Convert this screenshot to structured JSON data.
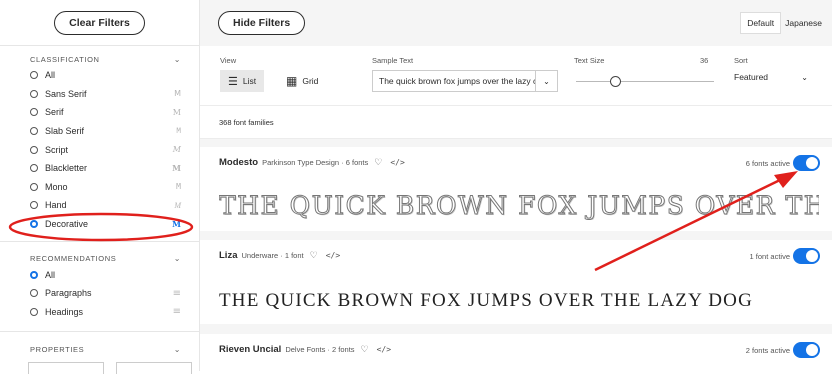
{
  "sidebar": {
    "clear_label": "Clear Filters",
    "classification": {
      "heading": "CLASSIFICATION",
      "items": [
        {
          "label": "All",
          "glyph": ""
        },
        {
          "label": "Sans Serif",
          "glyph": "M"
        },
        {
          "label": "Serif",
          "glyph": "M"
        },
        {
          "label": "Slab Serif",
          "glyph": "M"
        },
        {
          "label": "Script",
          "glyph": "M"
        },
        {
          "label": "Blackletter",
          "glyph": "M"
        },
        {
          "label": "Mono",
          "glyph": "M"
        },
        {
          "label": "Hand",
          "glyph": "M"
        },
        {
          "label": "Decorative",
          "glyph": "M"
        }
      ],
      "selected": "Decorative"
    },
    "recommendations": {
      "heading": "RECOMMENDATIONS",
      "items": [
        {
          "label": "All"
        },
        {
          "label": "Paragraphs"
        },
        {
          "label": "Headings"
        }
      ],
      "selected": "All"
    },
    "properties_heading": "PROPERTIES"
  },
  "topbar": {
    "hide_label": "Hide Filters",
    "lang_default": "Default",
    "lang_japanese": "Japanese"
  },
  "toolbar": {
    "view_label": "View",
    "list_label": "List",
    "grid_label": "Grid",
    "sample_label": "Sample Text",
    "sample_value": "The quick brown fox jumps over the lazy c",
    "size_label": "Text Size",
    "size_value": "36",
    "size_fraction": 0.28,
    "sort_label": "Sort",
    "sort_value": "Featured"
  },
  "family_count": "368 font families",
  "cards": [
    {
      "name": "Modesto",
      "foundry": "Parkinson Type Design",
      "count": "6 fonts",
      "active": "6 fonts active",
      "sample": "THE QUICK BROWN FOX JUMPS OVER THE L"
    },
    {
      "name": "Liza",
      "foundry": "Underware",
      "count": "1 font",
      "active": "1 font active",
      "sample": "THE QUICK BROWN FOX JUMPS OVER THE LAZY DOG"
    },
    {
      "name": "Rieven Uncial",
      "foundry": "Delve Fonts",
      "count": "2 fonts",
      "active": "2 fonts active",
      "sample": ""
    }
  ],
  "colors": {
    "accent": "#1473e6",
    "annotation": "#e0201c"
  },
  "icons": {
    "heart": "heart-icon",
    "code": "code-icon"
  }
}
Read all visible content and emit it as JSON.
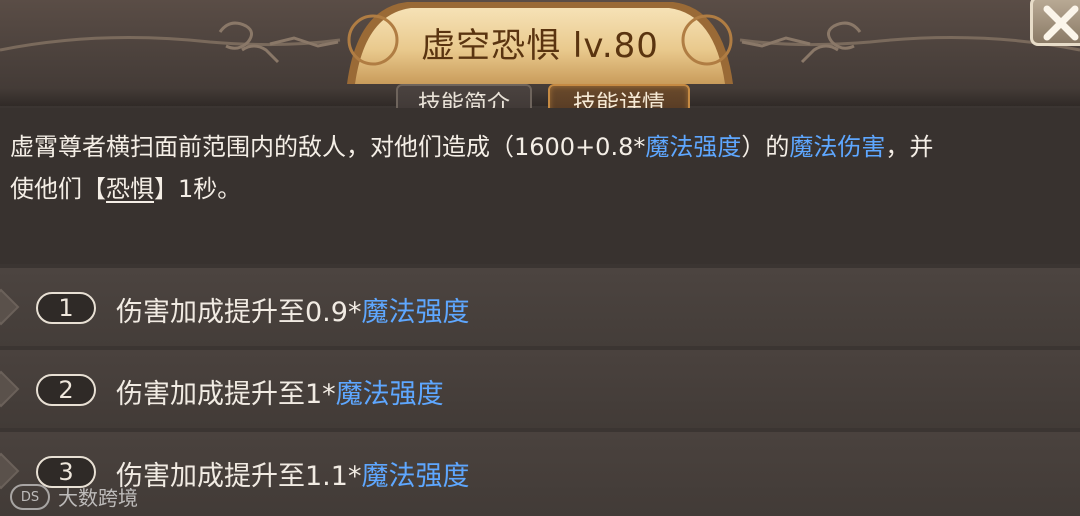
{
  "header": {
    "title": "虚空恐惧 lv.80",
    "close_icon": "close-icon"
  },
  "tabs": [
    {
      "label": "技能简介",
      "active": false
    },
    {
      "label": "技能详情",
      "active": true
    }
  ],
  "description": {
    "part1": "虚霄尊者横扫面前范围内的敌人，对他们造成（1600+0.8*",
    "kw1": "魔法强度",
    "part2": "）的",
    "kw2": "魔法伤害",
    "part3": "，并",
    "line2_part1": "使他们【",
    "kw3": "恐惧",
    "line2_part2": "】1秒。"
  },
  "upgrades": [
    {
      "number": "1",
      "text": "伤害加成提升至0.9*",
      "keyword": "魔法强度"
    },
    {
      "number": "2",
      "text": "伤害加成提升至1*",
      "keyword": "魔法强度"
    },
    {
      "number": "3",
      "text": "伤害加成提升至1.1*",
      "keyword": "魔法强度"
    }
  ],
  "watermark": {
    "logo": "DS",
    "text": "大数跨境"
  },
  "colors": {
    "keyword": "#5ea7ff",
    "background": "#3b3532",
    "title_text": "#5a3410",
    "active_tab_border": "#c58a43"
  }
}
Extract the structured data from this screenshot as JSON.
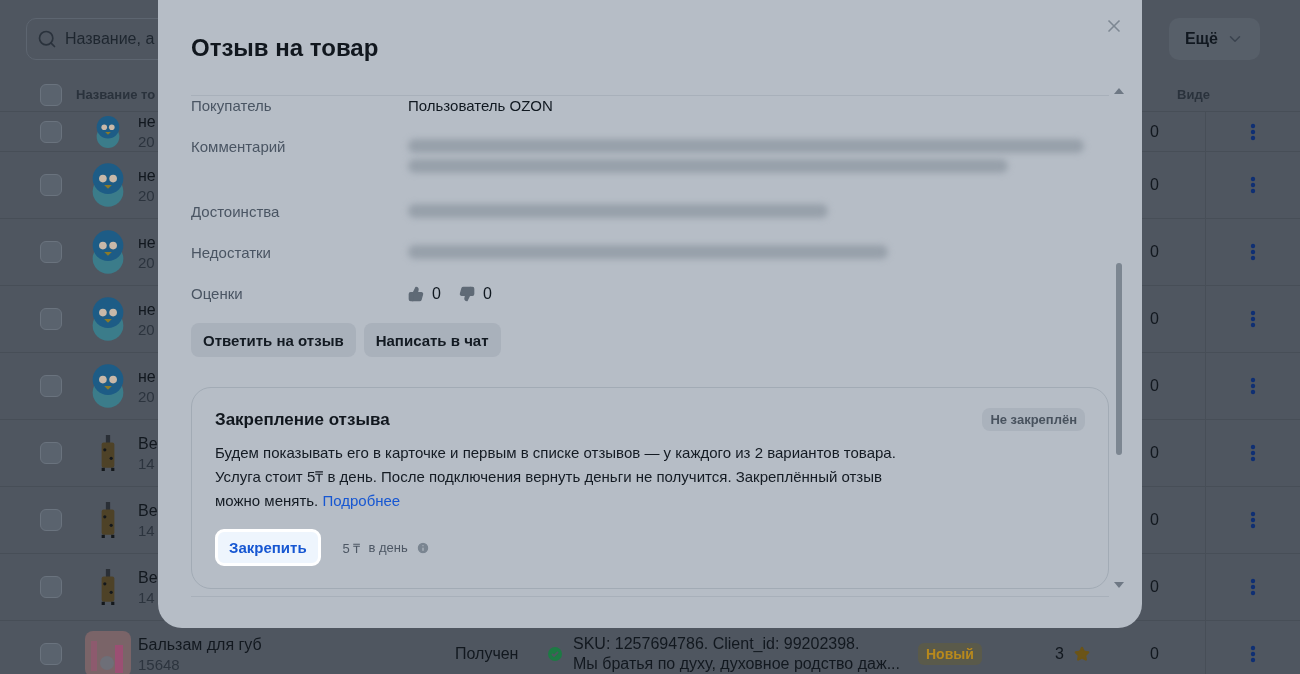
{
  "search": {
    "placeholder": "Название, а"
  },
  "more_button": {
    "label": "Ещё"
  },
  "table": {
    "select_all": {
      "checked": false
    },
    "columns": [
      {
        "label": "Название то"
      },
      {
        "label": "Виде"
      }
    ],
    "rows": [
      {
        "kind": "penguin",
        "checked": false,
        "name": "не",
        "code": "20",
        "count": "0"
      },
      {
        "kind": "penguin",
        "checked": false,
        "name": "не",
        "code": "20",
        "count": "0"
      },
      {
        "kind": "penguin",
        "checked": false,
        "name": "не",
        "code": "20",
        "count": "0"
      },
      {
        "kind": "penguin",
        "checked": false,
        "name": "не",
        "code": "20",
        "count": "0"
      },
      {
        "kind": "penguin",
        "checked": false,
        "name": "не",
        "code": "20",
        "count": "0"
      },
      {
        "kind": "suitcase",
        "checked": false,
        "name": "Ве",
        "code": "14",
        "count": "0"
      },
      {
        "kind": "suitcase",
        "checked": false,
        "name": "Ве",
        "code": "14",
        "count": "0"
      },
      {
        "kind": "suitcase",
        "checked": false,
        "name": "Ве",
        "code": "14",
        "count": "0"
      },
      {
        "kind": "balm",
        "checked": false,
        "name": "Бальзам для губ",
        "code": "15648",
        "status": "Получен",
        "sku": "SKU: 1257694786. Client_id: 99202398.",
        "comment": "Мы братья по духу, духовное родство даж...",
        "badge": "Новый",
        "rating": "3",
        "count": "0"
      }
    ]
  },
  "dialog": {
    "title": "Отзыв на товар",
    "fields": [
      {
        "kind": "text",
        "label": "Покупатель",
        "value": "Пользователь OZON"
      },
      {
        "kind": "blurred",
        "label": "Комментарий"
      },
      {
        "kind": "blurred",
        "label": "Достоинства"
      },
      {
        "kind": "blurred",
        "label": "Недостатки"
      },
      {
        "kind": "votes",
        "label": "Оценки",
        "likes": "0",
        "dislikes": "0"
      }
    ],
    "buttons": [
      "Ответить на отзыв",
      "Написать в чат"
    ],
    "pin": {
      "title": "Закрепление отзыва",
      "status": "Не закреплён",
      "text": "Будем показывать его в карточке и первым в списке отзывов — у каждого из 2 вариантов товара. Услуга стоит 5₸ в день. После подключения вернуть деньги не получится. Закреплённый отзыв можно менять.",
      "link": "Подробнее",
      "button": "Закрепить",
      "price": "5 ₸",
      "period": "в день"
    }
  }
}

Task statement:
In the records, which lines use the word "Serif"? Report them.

Solution below:
          "label": "Sans Serif",
          "label": "Serif",
          "label": "Slab Serif",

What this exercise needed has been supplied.